It has benefits for the skin and used in cosmetic products increasing hydration and elasticity of the skin (Bone et al., 2012, p. 671) and anti-seborrhoeic activities so used
topically (Bone et al., 2012, p 671).
There are few safety precautions for the use of the Crataegus spp.. One ‘in vitro’ study suggested that Crataegus spp “May interfere with one specific method of serum digoxin assay” (Bone et al., 2012, p. 682) This suggests that precaution should be taken and discussed with a qualified medical herbalist or practitioner so they can safely co-administer Crataegus spp if it is deemed as safe to do so.

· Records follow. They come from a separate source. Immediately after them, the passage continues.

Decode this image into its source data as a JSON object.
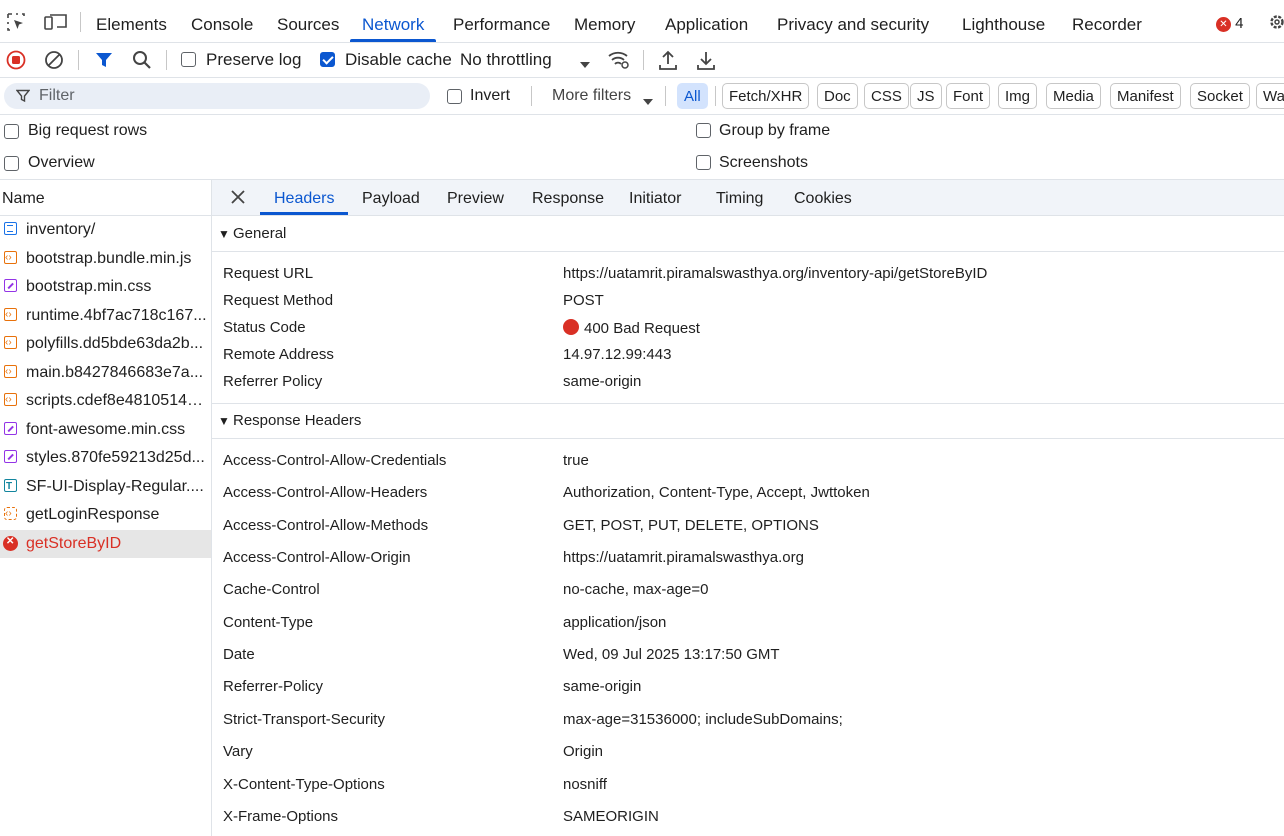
{
  "top_tabs": [
    "Elements",
    "Console",
    "Sources",
    "Network",
    "Performance",
    "Memory",
    "Application",
    "Privacy and security",
    "Lighthouse",
    "Recorder"
  ],
  "active_top_tab": "Network",
  "error_count": "4",
  "toolbar": {
    "preserve_log": "Preserve log",
    "preserve_log_checked": false,
    "disable_cache": "Disable cache",
    "disable_cache_checked": true,
    "throttling": "No throttling"
  },
  "filter": {
    "placeholder": "Filter",
    "invert": "Invert",
    "more_filters": "More filters",
    "types": [
      "All",
      "Fetch/XHR",
      "Doc",
      "CSS",
      "JS",
      "Font",
      "Img",
      "Media",
      "Manifest",
      "Socket",
      "Wa"
    ],
    "active_type": "All"
  },
  "options": {
    "big_request_rows": "Big request rows",
    "group_by_frame": "Group by frame",
    "overview": "Overview",
    "screenshots": "Screenshots"
  },
  "requests": {
    "header": "Name",
    "items": [
      {
        "name": "inventory/",
        "type": "doc"
      },
      {
        "name": "bootstrap.bundle.min.js",
        "type": "js"
      },
      {
        "name": "bootstrap.min.css",
        "type": "css"
      },
      {
        "name": "runtime.4bf7ac718c167...",
        "type": "js"
      },
      {
        "name": "polyfills.dd5bde63da2b...",
        "type": "js"
      },
      {
        "name": "main.b8427846683e7a...",
        "type": "js"
      },
      {
        "name": "scripts.cdef8e4810514e...",
        "type": "js"
      },
      {
        "name": "font-awesome.min.css",
        "type": "css"
      },
      {
        "name": "styles.870fe59213d25d...",
        "type": "css"
      },
      {
        "name": "SF-UI-Display-Regular....",
        "type": "font"
      },
      {
        "name": "getLoginResponse",
        "type": "xhr"
      },
      {
        "name": "getStoreByID",
        "type": "err"
      }
    ]
  },
  "detail_tabs": [
    "Headers",
    "Payload",
    "Preview",
    "Response",
    "Initiator",
    "Timing",
    "Cookies"
  ],
  "active_detail_tab": "Headers",
  "general": {
    "title": "General",
    "rows": [
      {
        "key": "Request URL",
        "value": "https://uatamrit.piramalswasthya.org/inventory-api/getStoreByID"
      },
      {
        "key": "Request Method",
        "value": "POST"
      },
      {
        "key": "Status Code",
        "value": "400 Bad Request"
      },
      {
        "key": "Remote Address",
        "value": "14.97.12.99:443"
      },
      {
        "key": "Referrer Policy",
        "value": "same-origin"
      }
    ]
  },
  "response_headers": {
    "title": "Response Headers",
    "rows": [
      {
        "key": "Access-Control-Allow-Credentials",
        "value": "true"
      },
      {
        "key": "Access-Control-Allow-Headers",
        "value": "Authorization, Content-Type, Accept, Jwttoken"
      },
      {
        "key": "Access-Control-Allow-Methods",
        "value": "GET, POST, PUT, DELETE, OPTIONS"
      },
      {
        "key": "Access-Control-Allow-Origin",
        "value": "https://uatamrit.piramalswasthya.org"
      },
      {
        "key": "Cache-Control",
        "value": "no-cache, max-age=0"
      },
      {
        "key": "Content-Type",
        "value": "application/json"
      },
      {
        "key": "Date",
        "value": "Wed, 09 Jul 2025 13:17:50 GMT"
      },
      {
        "key": "Referrer-Policy",
        "value": "same-origin"
      },
      {
        "key": "Strict-Transport-Security",
        "value": "max-age=31536000; includeSubDomains;"
      },
      {
        "key": "Vary",
        "value": "Origin"
      },
      {
        "key": "X-Content-Type-Options",
        "value": "nosniff"
      },
      {
        "key": "X-Frame-Options",
        "value": "SAMEORIGIN"
      }
    ]
  },
  "colors": {
    "accent": "#0b57d0",
    "error": "#d93025"
  }
}
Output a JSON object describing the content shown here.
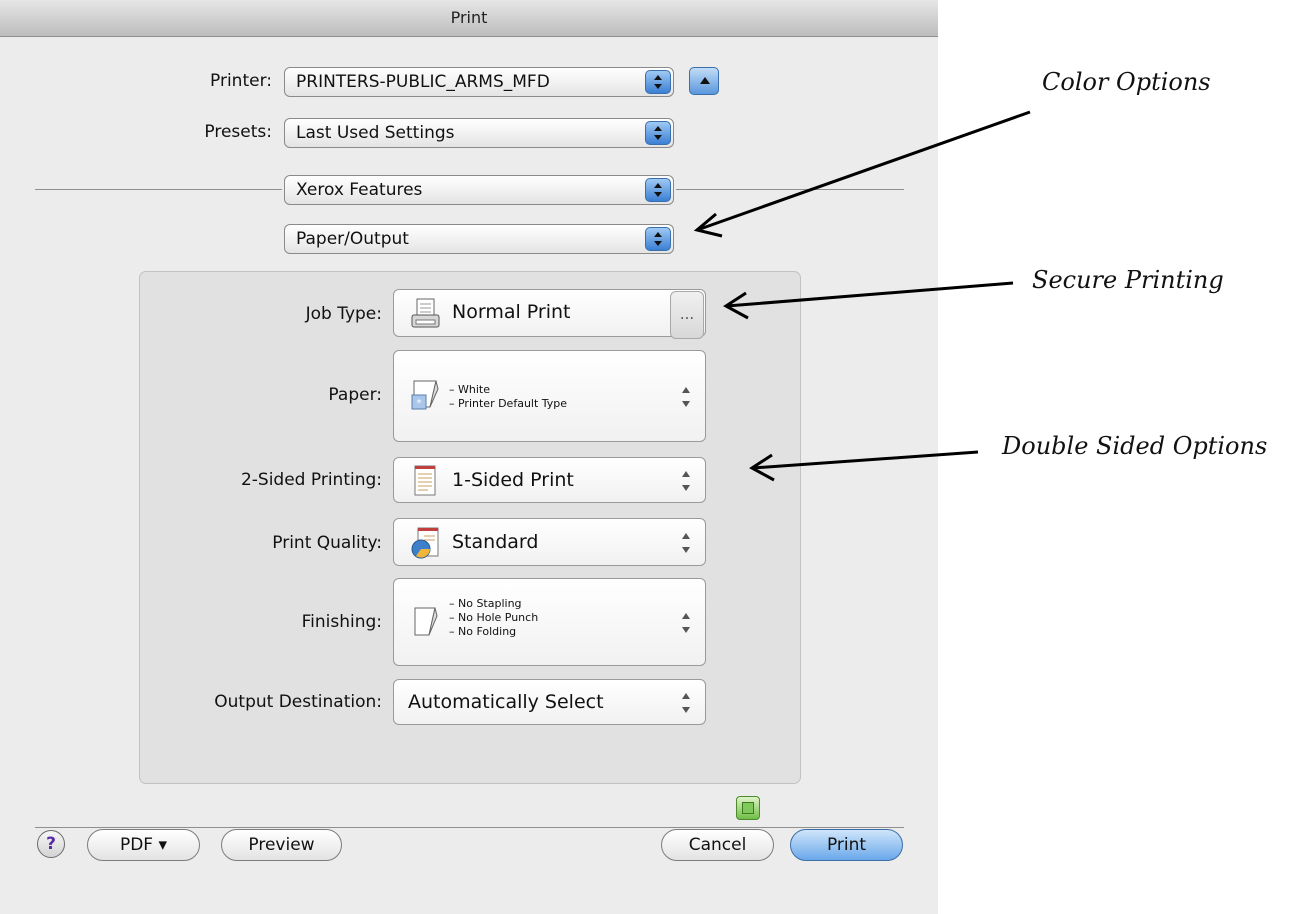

The dosage is as follows:
Powdered leaf and flower – 200-500mg twice daily
Dry extract – 160mm-900mg corresponding to 3.5-20 mg total flavonoids
Powdered berry – 0.3 – 1g three times daily (Williamson & Wren, 2003, p.210)
Bartram, T. (1998) Bartram’s Encyclopedia of Herbal Medicine, United Kingdom, Constable and Robinson.
Bone, K., Mills, S., Dixon, M. & Blumenthal, M. (2012) Principles and Practice of Phytotherapy: Modern Herbal Medicine, 2nd edition, Edinburgh, Churchill Livingstone/Elsevier.
Bruneton, J. & Hatton, C.K. (2008) Pharmacognosy, Phytochemistry, Medicinal plants, 2nd edition, Londres.
Davies, J.R. (2000) Hawthorn: Cratageus Oxycantha: A Step-by-Step Guide. Boston, MA, Element Books.
Elpel, T.J. (2013) Botany in a Day: The Patterns Method of Plant Identification, United States, HOPS Press.
EUFIC (2016) Flavonoids and heart disease (EUFIC) [on line] Available at: http://www.eufic.org/page/en/show/latest-science-news/fftid/flavonoid-heart-disease/ [Accessed: 2015].
Pengelly, A. (2004) The Constituents of Medicinal Plants: An Introduction to the Chemistry and Therapeutics of Herbal Medicines, 2nd edition, United Kingdom, CABI Publishing.
Tassell, M.C., Kingston, R., Gilroy, D., Lehane, M., Furey, A. (2010) ‘Hawthorn (Crataegus spp.) in the treatment of cardiovascular disease’, 4(7).
The Woodland Trust (no date) [on line]
Available at: http://www.woodlandtrust.org.uk/visiting-woods/trees-woods-and-wildlife/british-trees/native-trees/hawthorn/ [Accessed 2015].
Williamson, E.M. & Wren, R.C. (2003) Potter’s herbal encyclopedia: the most modern and practical book for all those interested in the scientific as well as the traditional use of herbs in medicine, 2nd Edition, United Kingdom, C.W. Daniel Company.